“Honored grandson, who is this man?” Grandfather and his guards halted a few feet away.

Tembo knelt and bowed, touching his forehead to the ground. Kouchou took his place beside him. “Most honorable grandfather, this is Kouchou. He’s been sent by our esteemed Emperor to be my weapons teacher.”

Thus began the strangest and most wonderful time of Tembo’s life. Simply because a plain man with a nightingale’s voice asked him to kill him.

copyright (c) 2007 TA Chase

Hope you enjoyed it. 🙂

12 Responses “Poetry Train….”

  1. Anne Cain says:

    Wonderful, TA! I lovelovelove the fairytale atmosphere and the prose is beautiful (as always). 😀

  2. julia says:

    I’m with Rhet – “Simply because a plain man with a nightingale’s voice asked him to kill him” is a great hook! I loved the picture of the bird and was delighted to see how it tied in with your story. As a fan of Japanese samurai films, I found your story mesmerizing.

  3. Rhian / Crowwoman says:

    oh my TA! and i loved the simple truth and profound significance of this line:
    “suddenly the plain brown man was no longer plain. He was beautiful.”

  4. Ann says:

    Beautiful story…more please?

  5. Susan Helene Gottfried says:

    Yep, I saw part of this yesterday. It’s going to be really amazing stuff, TA. Can’t wait for more!

  6. rhet says:

    Simply because a plain man with a nightingale’s voice asked him to kill him.

    Now that is a catch line!
    Well done.

  7. Gina, Book Dragon says:

    I only saw the first part over at SEx. I love where this is headed.

  8. Jill says:

    I really the part that Kouchou explain what he use to be. It is sad to think that before he only had to sing, and now, he has to kill!
    Greatly done, waiting for the rest…

  9. Amy Ruttan says:

    Great job. You hooked me.

  10. gautami tripathy says:

    It has a lot of potential. Flows easy and I am waiting for the next part.

  11. Lisa Andel says:

    You wrote quite a bit more than I saw yesterday. That last paragraph especially (for me anyway) has a “fairy tale” feel to it. Well done. 😉

  12. sylvie says:

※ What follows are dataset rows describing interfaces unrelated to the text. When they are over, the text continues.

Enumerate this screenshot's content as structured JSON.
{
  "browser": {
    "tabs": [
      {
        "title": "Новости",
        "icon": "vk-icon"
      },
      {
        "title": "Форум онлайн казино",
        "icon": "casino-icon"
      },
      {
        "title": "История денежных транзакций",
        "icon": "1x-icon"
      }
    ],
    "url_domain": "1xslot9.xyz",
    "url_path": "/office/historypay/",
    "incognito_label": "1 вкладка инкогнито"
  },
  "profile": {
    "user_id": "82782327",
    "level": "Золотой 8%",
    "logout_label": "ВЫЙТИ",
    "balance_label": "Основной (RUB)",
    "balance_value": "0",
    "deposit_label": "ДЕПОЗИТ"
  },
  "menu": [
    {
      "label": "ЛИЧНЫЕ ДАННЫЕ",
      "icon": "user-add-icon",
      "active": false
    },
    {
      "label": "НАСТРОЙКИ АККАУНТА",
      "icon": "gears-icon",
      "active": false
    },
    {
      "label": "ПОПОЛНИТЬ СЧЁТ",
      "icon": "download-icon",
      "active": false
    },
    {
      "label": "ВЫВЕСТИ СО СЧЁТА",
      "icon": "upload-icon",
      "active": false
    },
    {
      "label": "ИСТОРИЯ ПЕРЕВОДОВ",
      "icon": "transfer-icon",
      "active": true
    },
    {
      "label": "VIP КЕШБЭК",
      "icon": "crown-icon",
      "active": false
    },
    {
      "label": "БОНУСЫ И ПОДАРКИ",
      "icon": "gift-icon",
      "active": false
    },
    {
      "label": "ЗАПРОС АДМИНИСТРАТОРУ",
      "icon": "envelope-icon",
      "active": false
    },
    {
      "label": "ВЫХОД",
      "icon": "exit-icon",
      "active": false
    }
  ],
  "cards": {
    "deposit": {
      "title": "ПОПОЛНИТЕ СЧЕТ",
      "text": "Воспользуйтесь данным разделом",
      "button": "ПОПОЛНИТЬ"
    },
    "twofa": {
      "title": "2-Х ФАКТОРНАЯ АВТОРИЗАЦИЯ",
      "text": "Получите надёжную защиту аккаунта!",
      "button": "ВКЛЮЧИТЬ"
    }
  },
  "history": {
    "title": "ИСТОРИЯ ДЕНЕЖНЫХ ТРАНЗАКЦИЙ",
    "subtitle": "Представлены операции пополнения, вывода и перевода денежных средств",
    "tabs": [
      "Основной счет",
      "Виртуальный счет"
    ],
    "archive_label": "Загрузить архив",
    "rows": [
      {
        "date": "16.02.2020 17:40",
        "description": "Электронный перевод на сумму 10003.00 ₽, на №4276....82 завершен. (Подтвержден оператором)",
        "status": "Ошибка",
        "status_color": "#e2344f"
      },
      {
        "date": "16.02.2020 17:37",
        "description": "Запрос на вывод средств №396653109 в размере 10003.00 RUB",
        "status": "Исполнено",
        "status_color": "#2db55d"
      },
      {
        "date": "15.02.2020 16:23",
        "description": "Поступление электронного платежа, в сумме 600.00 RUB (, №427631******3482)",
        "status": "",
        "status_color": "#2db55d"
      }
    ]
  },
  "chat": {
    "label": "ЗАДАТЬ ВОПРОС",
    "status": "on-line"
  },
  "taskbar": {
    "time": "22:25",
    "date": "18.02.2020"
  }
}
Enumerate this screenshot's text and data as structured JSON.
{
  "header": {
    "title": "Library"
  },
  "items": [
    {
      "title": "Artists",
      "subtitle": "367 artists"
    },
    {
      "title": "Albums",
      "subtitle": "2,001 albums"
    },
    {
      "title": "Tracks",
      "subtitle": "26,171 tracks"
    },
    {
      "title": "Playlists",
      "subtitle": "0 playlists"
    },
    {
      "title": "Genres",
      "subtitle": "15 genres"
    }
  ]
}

    It’s really magnificent…
    Can’t you hurry and write what’s to come next ?

    Have a great day.

Let us talk about
Name and Mail are required
Join the discuss